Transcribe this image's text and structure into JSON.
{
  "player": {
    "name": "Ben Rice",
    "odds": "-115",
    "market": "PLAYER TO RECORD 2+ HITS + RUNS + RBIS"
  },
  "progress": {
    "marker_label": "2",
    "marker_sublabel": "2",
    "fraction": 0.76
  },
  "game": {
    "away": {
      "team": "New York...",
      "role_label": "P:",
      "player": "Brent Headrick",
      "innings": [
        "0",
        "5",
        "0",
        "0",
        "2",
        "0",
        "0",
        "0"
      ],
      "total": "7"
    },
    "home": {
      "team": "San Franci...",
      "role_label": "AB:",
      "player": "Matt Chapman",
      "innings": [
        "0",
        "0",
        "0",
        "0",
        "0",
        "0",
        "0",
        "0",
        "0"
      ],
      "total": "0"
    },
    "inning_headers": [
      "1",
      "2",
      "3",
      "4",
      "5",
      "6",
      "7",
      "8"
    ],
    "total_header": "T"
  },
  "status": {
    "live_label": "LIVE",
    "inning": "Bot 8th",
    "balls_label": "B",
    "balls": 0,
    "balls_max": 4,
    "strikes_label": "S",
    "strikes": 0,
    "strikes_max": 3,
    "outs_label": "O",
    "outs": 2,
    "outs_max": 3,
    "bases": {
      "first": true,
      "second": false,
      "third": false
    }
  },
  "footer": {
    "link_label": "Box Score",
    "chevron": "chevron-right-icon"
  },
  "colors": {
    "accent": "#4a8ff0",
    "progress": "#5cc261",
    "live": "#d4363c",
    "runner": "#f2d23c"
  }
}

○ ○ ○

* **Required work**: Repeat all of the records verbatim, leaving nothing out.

* **Exercise response**:
Transcribe this image's text and structure into JSON.
{
  "player": {
    "name": "Ben Rice",
    "odds": "-115",
    "market": "PLAYER TO RECORD 2+ HITS + RUNS + RBIS"
  },
  "progress": {
    "marker_label": "2",
    "marker_sublabel": "2",
    "fraction": 0.76
  },
  "game": {
    "away": {
      "team": "New York...",
      "role_label": "P:",
      "player": "Brent Headrick",
      "innings": [
        "0",
        "5",
        "0",
        "0",
        "2",
        "0",
        "0",
        "0"
      ],
      "total": "7"
    },
    "home": {
      "team": "San Franci...",
      "role_label": "AB:",
      "player": "Matt Chapman",
      "innings": [
        "0",
        "0",
        "0",
        "0",
        "0",
        "0",
        "0",
        "0",
        "0"
      ],
      "total": "0"
    },
    "inning_headers": [
      "1",
      "2",
      "3",
      "4",
      "5",
      "6",
      "7",
      "8"
    ],
    "total_header": "T"
  },
  "status": {
    "live_label": "LIVE",
    "inning": "Bot 8th",
    "balls_label": "B",
    "balls": 0,
    "balls_max": 4,
    "strikes_label": "S",
    "strikes": 0,
    "strikes_max": 3,
    "outs_label": "O",
    "outs": 2,
    "outs_max": 3,
    "bases": {
      "first": true,
      "second": false,
      "third": false
    }
  },
  "footer": {
    "link_label": "Box Score",
    "chevron": "chevron-right-icon"
  },
  "colors": {
    "accent": "#4a8ff0",
    "progress": "#5cc261",
    "live": "#d4363c",
    "runner": "#f2d23c"
  }
}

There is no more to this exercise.